Where carrier partnerships have not been hard to come by for Nokia, getting people to warm up to the Windows ecosystem has proved increasingly tough considering how well entrenched Android and iOS have become as mobile ecosystems. This is where WP8 offers both, Nokia and Microsoft, their best chance to find a place in the growing mobile market. While building Windows 8 and WP8, Microsoft ensured that both share the same kernel and therefore inherit the same rich feature set that has made Windows a household name in the PC industry. This will help integrate the two platforms closely, thereby making apps developed for either platform easier to port.
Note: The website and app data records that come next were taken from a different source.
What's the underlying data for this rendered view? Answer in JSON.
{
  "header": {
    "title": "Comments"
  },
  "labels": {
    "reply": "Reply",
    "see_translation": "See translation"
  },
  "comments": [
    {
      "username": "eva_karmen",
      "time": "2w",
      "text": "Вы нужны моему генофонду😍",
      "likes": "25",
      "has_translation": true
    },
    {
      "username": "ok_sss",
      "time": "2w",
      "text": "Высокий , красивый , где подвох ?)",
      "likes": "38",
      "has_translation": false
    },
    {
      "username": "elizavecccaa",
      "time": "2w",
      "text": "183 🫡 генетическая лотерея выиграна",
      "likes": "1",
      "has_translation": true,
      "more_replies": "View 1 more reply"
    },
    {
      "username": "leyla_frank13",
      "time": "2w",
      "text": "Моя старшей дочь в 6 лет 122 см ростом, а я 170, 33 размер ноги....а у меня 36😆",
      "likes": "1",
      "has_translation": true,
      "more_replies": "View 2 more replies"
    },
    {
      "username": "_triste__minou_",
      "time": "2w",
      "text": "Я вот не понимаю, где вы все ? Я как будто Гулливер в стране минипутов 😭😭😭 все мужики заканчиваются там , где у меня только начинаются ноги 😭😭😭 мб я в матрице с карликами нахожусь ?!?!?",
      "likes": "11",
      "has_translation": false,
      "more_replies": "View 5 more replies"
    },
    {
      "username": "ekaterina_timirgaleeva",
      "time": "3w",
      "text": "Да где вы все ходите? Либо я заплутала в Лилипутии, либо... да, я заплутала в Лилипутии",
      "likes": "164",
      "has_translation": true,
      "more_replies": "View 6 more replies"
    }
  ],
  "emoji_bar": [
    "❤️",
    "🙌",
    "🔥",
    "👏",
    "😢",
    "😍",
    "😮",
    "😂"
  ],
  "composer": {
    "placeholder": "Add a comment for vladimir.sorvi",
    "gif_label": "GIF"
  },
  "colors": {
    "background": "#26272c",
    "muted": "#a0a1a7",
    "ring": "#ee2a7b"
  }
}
Having a huge user base for its Windows PC platform will therefore help Microsoft generate significant support for the new integrated Windows8/WP8 user experience, driving the sales of Windows Phones in general and the Lumia in particular.
NSN Is The Dark Horse
While the spotlight has been mainly on Nokia’s smartphone business of late, its oft-ignored telecom joint venture with Siemens seems to be finally turning the corner. Nokia Siemens Networks (NSN) recently issued positive guidance for the fourth quarter 2012, announcing that its operating margins (non-IFRS) will exceed its previous guidance on the higher end by at least 100 basis points. This continues the good show NSN has put on in recent quarters with a good number of LTE wins in the Asia-Pacific, where Japan and Korea are driving a bulk of the LTE spend currently. What’s more, as the LTE transition continues in full swing, NSN has managed to snag a couple of important 4G deals with T-Mobile and U.S. Cellular in the U.S. – a region where NSN’s 4G prospects have been pretty dismal until recently.
Apart from revenue share gains, NSN is also benefiting from a major restructuring initiative which was announced in late 2011. As a part of the restructuring, NSN is aiming to cut around 17,000 jobs and achieve a total of 1 billion Euros in savings, by the end of 2013. Simultaneously, NSN is selling off non-core assets and increasing focus on wireless broadband which has strong long-term growth trends as opposed to the relatively stagnant landline market. As a result of the reshuffle, NSN has performed really well in 2012, returning to operating profitability in the last two quarters of the year, a big positive sign that the company’s cost-cutting initiatives are taking hold.
Consequently, the division has generated positive cash flows for four straight quarters now, and accounts for more than 35% of our price estimate for Nokia’s stock. Our price estimate is about 10% ahead of the current market price.